**Supplied entries:**

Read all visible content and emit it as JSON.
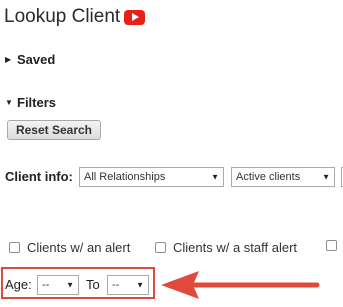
{
  "header": {
    "title": "Lookup Client",
    "video_icon": "youtube-play-icon"
  },
  "sections": {
    "saved_label": "Saved",
    "filters_label": "Filters"
  },
  "actions": {
    "reset_label": "Reset Search"
  },
  "client_info": {
    "label": "Client info:",
    "relationship_selected": "All Relationships",
    "status_selected": "Active clients"
  },
  "alerts": {
    "alert_label": "Clients w/ an alert",
    "staff_alert_label": "Clients w/ a staff alert"
  },
  "age_filter": {
    "label": "Age:",
    "from_selected": "--",
    "to_label": "To",
    "to_selected": "--"
  },
  "annotation": {
    "highlight_color": "#e04a3d",
    "arrow_color": "#e04a3d"
  }
}
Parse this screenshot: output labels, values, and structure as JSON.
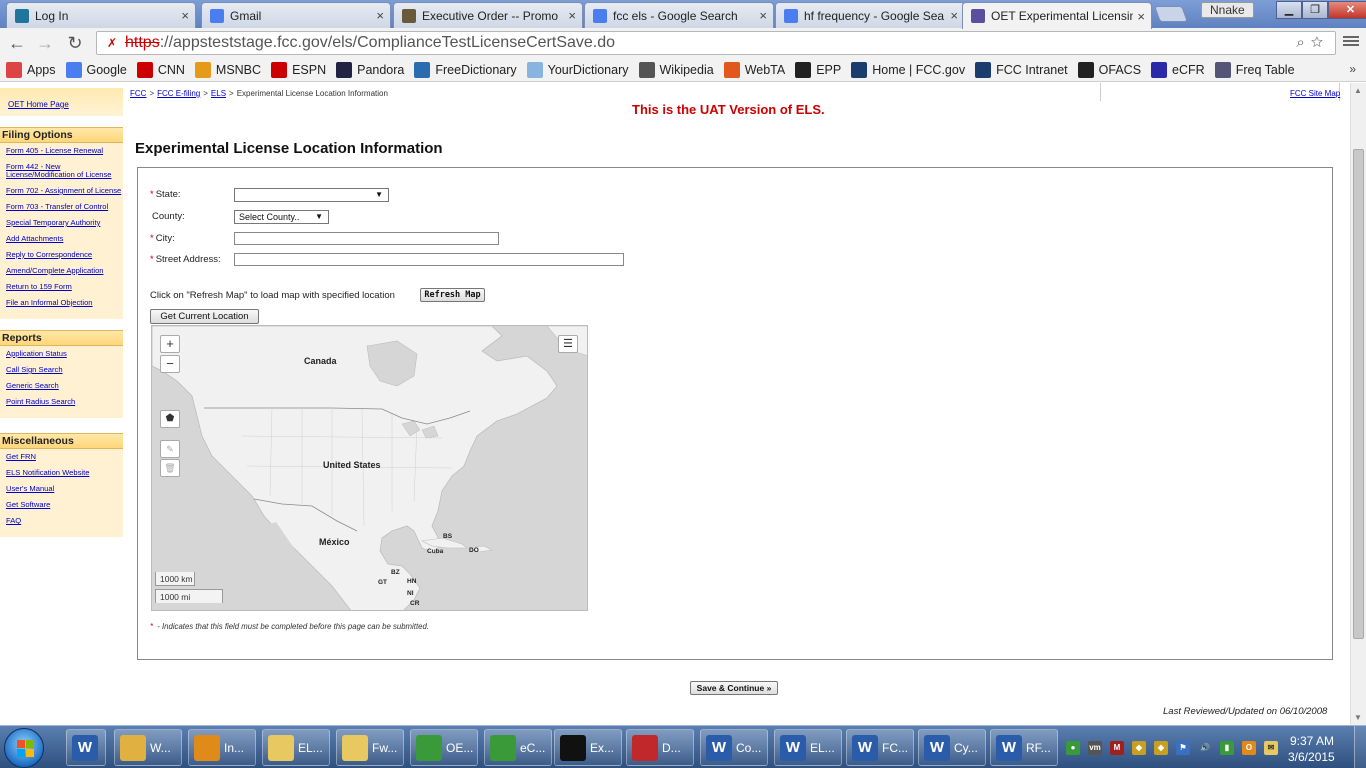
{
  "browser": {
    "tabs": [
      {
        "title": "Log In",
        "icon": "wordpress-icon",
        "color": "#21759b"
      },
      {
        "title": "Gmail",
        "icon": "google-icon",
        "color": "#4a7df0"
      },
      {
        "title": "Executive Order -- Promo",
        "icon": "whitehouse-icon",
        "color": "#6a5a3a"
      },
      {
        "title": "fcc els - Google Search",
        "icon": "google-icon",
        "color": "#4a7df0"
      },
      {
        "title": "hf frequency - Google Sea",
        "icon": "google-icon",
        "color": "#4a7df0"
      },
      {
        "title": "OET Experimental Licensin",
        "icon": "fcc-icon",
        "color": "#5b4fa0"
      }
    ],
    "user": "Nnake",
    "url_scheme": "https",
    "url_rest": "://appsteststage.fcc.gov/els/ComplianceTestLicenseCertSave.do",
    "bookmarks": [
      {
        "label": "Apps",
        "icon": "apps-grid-icon",
        "color": "#d44"
      },
      {
        "label": "Google",
        "icon": "google-icon",
        "color": "#4a7df0"
      },
      {
        "label": "CNN",
        "icon": "cnn-icon",
        "color": "#c00"
      },
      {
        "label": "MSNBC",
        "icon": "msnbc-icon",
        "color": "#e69a1a"
      },
      {
        "label": "ESPN",
        "icon": "espn-icon",
        "color": "#c00"
      },
      {
        "label": "Pandora",
        "icon": "pandora-icon",
        "color": "#224"
      },
      {
        "label": "FreeDictionary",
        "icon": "freedictionary-icon",
        "color": "#2b6cb0"
      },
      {
        "label": "YourDictionary",
        "icon": "yourdictionary-icon",
        "color": "#8ab4e0"
      },
      {
        "label": "Wikipedia",
        "icon": "wikipedia-icon",
        "color": "#555"
      },
      {
        "label": "WebTA",
        "icon": "webta-icon",
        "color": "#e2571e"
      },
      {
        "label": "EPP",
        "icon": "epp-icon",
        "color": "#222"
      },
      {
        "label": "Home | FCC.gov",
        "icon": "fcc-icon",
        "color": "#1a3d6e"
      },
      {
        "label": "FCC Intranet",
        "icon": "fcc-icon",
        "color": "#1a3d6e"
      },
      {
        "label": "OFACS",
        "icon": "ofacs-icon",
        "color": "#222"
      },
      {
        "label": "eCFR",
        "icon": "gpo-icon",
        "color": "#2a2aa8"
      },
      {
        "label": "Freq Table",
        "icon": "freqtable-icon",
        "color": "#557"
      }
    ]
  },
  "sidebar": {
    "home_link": "OET Home Page",
    "sections": [
      {
        "title": "Filing Options",
        "links": [
          "Form 405 - License Renewal",
          "Form 442 - New License/Modification of License",
          "Form 702 - Assignment of License",
          "Form 703 - Transfer of Control",
          "Special Temporary Authority",
          "Add Attachments",
          "Reply to Correspondence",
          "Amend/Complete Application",
          "Return to 159 Form",
          "File an Informal Objection"
        ]
      },
      {
        "title": "Reports",
        "links": [
          "Application Status",
          "Call Sign Search",
          "Generic Search",
          "Point Radius Search"
        ]
      },
      {
        "title": "Miscellaneous",
        "links": [
          "Get FRN",
          "ELS Notification Website",
          "User's Manual",
          "Get Software",
          "FAQ"
        ]
      }
    ]
  },
  "breadcrumb": {
    "items": [
      "FCC",
      "FCC E-filing",
      "ELS"
    ],
    "separator": ">",
    "current": "Experimental License Location Information"
  },
  "site_map": "FCC Site Map",
  "banner": "This is the UAT Version of ELS.",
  "page_title": "Experimental License Location Information",
  "form": {
    "required_mark": "*",
    "state_label": "State:",
    "state_value": "",
    "county_label": "County:",
    "county_value": "Select County..",
    "city_label": "City:",
    "city_value": "",
    "street_label": "Street Address:",
    "street_value": "",
    "refresh_hint": "Click on \"Refresh Map\" to load map with specified location",
    "refresh_button": "Refresh Map",
    "location_button": "Get Current Location",
    "required_note": " - Indicates that this field must be completed before this page can be submitted.",
    "save_button": "Save & Continue »"
  },
  "map": {
    "zoom_in": "+",
    "zoom_out": "−",
    "labels": {
      "canada": "Canada",
      "united_states": "United States",
      "mexico": "México",
      "bs": "BS",
      "cuba": "Cuba",
      "do": "DO",
      "bz": "BZ",
      "gt": "GT",
      "hn": "HN",
      "ni": "NI",
      "cr": "CR"
    },
    "scale_km": "1000 km",
    "scale_mi": "1000 mi",
    "land_color": "#f1f1f1",
    "water_color": "#d6d6d6"
  },
  "footer": {
    "reviewed": "Last Reviewed/Updated on 06/10/2008"
  },
  "taskbar": {
    "items": [
      {
        "label": "",
        "icon": "word-icon",
        "color": "#2a5caa"
      },
      {
        "label": "W...",
        "icon": "folder-icon",
        "color": "#e0b040"
      },
      {
        "label": "In...",
        "icon": "outlook-icon",
        "color": "#e08a1a"
      },
      {
        "label": "EL...",
        "icon": "mail-icon",
        "color": "#e8c860"
      },
      {
        "label": "Fw...",
        "icon": "mail-icon",
        "color": "#e8c860"
      },
      {
        "label": "OE...",
        "icon": "chrome-icon",
        "color": "#3a9a3a"
      },
      {
        "label": "eC...",
        "icon": "chrome-icon",
        "color": "#3a9a3a"
      },
      {
        "label": "Ex...",
        "icon": "prism-icon",
        "color": "#111"
      },
      {
        "label": "D...",
        "icon": "pdf-icon",
        "color": "#c0282b"
      },
      {
        "label": "Co...",
        "icon": "word-icon",
        "color": "#2a5caa"
      },
      {
        "label": "EL...",
        "icon": "word-icon",
        "color": "#2a5caa"
      },
      {
        "label": "FC...",
        "icon": "word-icon",
        "color": "#2a5caa"
      },
      {
        "label": "Cy...",
        "icon": "word-icon",
        "color": "#2a5caa"
      },
      {
        "label": "RF...",
        "icon": "word-icon",
        "color": "#2a5caa"
      }
    ],
    "clock_time": "9:37 AM",
    "clock_date": "3/6/2015"
  }
}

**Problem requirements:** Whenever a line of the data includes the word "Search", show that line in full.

**Response to this exercise:**
    "reset_label": "Reset Search"
        "title": "fcc els - Google Search",
          "Call Sign Search",
          "Generic Search",
          "Point Radius Search"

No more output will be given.